Ripp said the new administration didn’t factor into his decision to leave the agency and that he wasn’t able to take advantage of earlier buyout opportunities. He views Trump as “certainly rough all over, not just on the edges, but some of [his] ideas, if properly implemented, could actually have been good”—tax reform among them. However, he regards Trump-appointed EPA Administrator Scott Pruitt as “trying to dismantle” the agency. In retirement, Ripp has continued to be concerned about the agency and, for instance, has commented on EPA’s draft strategic plan.

He said that his advice for people considering leaving EPA depends on someone’s level of tolerance for the bureaucracy. “If you tolerate the bureaucracy, stick with it because the agency is doing good for the public and for the environment,” he said. “I don’t know if Trump is going to be around for a second term.”

He added that for those who decide to leave EPA, their choices may include working for another agency within the federal government, or they may want to look into opportunities to apply their skills in the private sector.

Concern About the Loss of Human Capital

George Wyeth, a lawyer who worked for EPA from 1989 until he retired last January, is also still using his skills to help the agency in various ways. Wyeth, who worked in the office of the general counsel as well as in the policy innovation office and elsewhere in the agency, said that when he started working at EPA, he thought he would develop some specialized expertise and move on. “It started off as career development, but once I got to EPA, I enjoyed the nature of the work better than private practice,” he said.

After several decades, however, he decided prior to the election to leave. “I’d been working in a big bureaucracy for a long time. I was looking for a change of scenery. It felt like that point where things were likely to go into a kind of hiatus anyway [with a change in administration] would be a good time to leave,” Wyeth told Eos. “I don’t think I would have changed my mind if the election had gone the other way.”

At the time he left the agency, Wyeth had, and still maintains, an appointment as a visiting scholar at George Washington University’s law school in Washington, D. C. He thought that would become his primary focus while he also looked for other opportunities such as consulting or part-time projects.

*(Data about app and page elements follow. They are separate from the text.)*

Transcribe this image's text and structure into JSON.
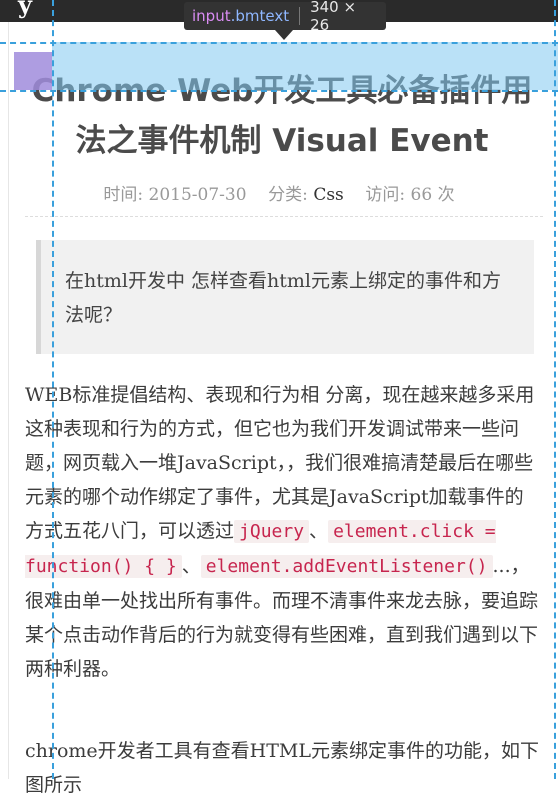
{
  "header": {
    "logo_fragment": "y"
  },
  "inspector": {
    "tag": "input",
    "class_name": ".bmtext",
    "size": "340 × 26"
  },
  "article": {
    "title": "Chrome Web开发工具必备插件用法之事件机制 Visual Event",
    "meta": {
      "time_label": "时间:",
      "time_value": "2015-07-30",
      "category_label": "分类:",
      "category_value": "Css",
      "visits_label": "访问:",
      "visits_value": "66 次"
    },
    "quote": "在html开发中 怎样查看html元素上绑定的事件和方法呢？",
    "para1": {
      "text_a": "WEB标准提倡结构、表现和行为相 分离，现在越来越多采用这种表现和行为的方式，但它也为我们开发调试带来一些问题，网页载入一堆JavaScript，，我们很难搞清楚最后在哪些元素的哪个动作绑定了事件，尤其是JavaScript加载事件的方式五花八门，可以透过",
      "code1": "jQuery",
      "sep1": "、",
      "code2": "element.click = function() { }",
      "sep2": "、",
      "code3": "element.addEventListener()",
      "text_b": "...，很难由单一处找出所有事件。而理不清事件来龙去脉，要追踪某个点击动作背后的行为就变得有些困难，直到我们遇到以下两种利器。"
    },
    "para2": "chrome开发者工具有查看HTML元素绑定事件的功能，如下图所示"
  }
}
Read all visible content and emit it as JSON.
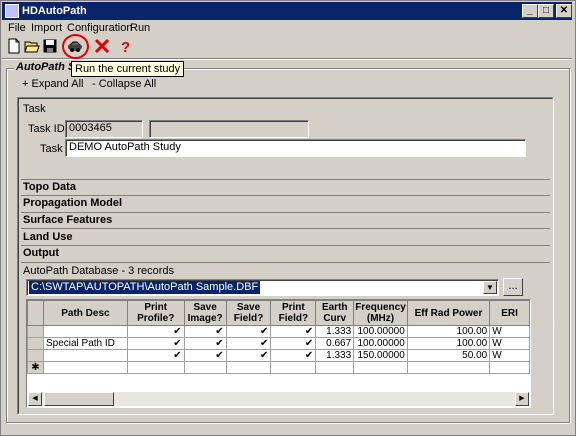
{
  "app": {
    "title": "HDAutoPath"
  },
  "window_buttons": {
    "minimize": "_",
    "maximize": "□",
    "close": "✕"
  },
  "menu": [
    "File",
    "Import",
    "Configuration",
    "Run"
  ],
  "toolbar": {
    "icons": [
      "new-icon",
      "open-icon",
      "save-icon",
      "run-icon",
      "delete-icon",
      "help-icon"
    ],
    "tooltip": "Run the current study",
    "highlight_color": "#e00000"
  },
  "group": {
    "title": "AutoPath St"
  },
  "tree": {
    "expand": "+ Expand All",
    "collapse": "- Collapse All"
  },
  "task": {
    "section": "Task",
    "id_label": "Task ID:",
    "id_value": "0003465",
    "id_extra": "",
    "name_label": "Task",
    "name_value": "DEMO AutoPath Study"
  },
  "sections": [
    "Topo Data",
    "Propagation Model",
    "Surface Features",
    "Land Use",
    "Output"
  ],
  "database": {
    "label": "AutoPath Database - 3 records",
    "path": "C:\\SWTAP\\AUTOPATH\\AutoPath Sample.DBF",
    "browse": "...",
    "columns": [
      "Path Desc",
      "Print Profile?",
      "Save Image?",
      "Save Field?",
      "Print Field?",
      "Earth Curv",
      "Frequency (MHz)",
      "Eff Rad Power",
      "ERI"
    ],
    "rows": [
      {
        "desc": "",
        "print_profile": "✔",
        "save_image": "✔",
        "save_field": "✔",
        "print_field": "✔",
        "earth": "1.333",
        "freq": "100.00000",
        "erp": "100.00",
        "eri": "W"
      },
      {
        "desc": "Special Path ID",
        "print_profile": "✔",
        "save_image": "✔",
        "save_field": "✔",
        "print_field": "✔",
        "earth": "0.667",
        "freq": "100.00000",
        "erp": "100.00",
        "eri": "W"
      },
      {
        "desc": "",
        "print_profile": "✔",
        "save_image": "✔",
        "save_field": "✔",
        "print_field": "✔",
        "earth": "1.333",
        "freq": "150.00000",
        "erp": "50.00",
        "eri": "W"
      }
    ],
    "new_row_marker": "✱"
  },
  "colors": {
    "titlebar": "#0a246a",
    "selection": "#0a246a",
    "face": "#d4d0c8"
  }
}
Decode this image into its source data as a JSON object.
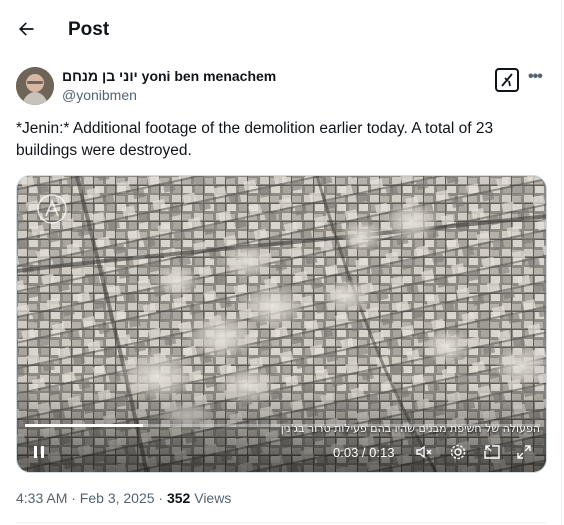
{
  "header": {
    "title": "Post",
    "back_icon": "arrow-left-icon"
  },
  "author": {
    "display_name": "יוני בן מנחם yoni ben menachem",
    "handle": "@yonibmen"
  },
  "tweet": {
    "text": "*Jenin:* Additional footage of the demolition earlier today. A total of 23 buildings were destroyed."
  },
  "video": {
    "caption": "הפעולה של חשיפת מבנים שהיו בהם פעילות טרור בג'נין",
    "timecode": "0:03 / 0:13",
    "progress": 0.23
  },
  "meta": {
    "time_date": "4:33 AM · Feb 3, 2025 · ",
    "views_count": "352",
    "views_label": " Views"
  },
  "colors": {
    "text": "#0f1419",
    "secondary": "#536471",
    "border": "#cfd9de"
  }
}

However, Wyeth has spent about half of his work time since retiring helping to establish the Environmental Protection Network (EPN) with some other former EPA staff members. EPN is an organization that addresses threats, including budget cuts and regulatory rollbacks, to the structure and operation of EPA environmental programs. Wyeth, an EPN codirector and board member, said he remains interested in research and innovation in government and considers our government’s efforts in those areas important to support.

“But with the election and a much more fundamental attack on any kind of government action—what they call deconstructing the administrative state—thinking about innovation in government seemed a little secondary,” he said. “Because of that, I ended up focusing much more on dealing with the immediate threats to EPA.”

For people at the stage of being ready to retire, “I wouldn’t try to discourage them,” said Wyeth. However, he said there is a concern about loss of human capital. “To the extent that people wouldn’t otherwise be thinking about retiring and don’t have other personal reasons that they would want to do something else, my hope would be that they would stick it out because in some ways the biggest damage that can be done to the agency would be if they could get a lot of people to leave and the agency loses a lot of collective expertise.”

“You want those people there. I would ask them to stay and bear with it. It can only help to have the people with the expertise there. If you try and they don’t listen to you, at least you had the chance to try.”

—Randy Showstack (@RandyShowstack), Staff Writer

Citation: Showstack, R. (2018), Leave EPA now or wait it out? That’s the question staffers face, Eos, 99, https://doi.org/10.1029/2018EO090613. Published on 11 January 2018.
© 2018. The authors. CC BY-NC-ND 3.0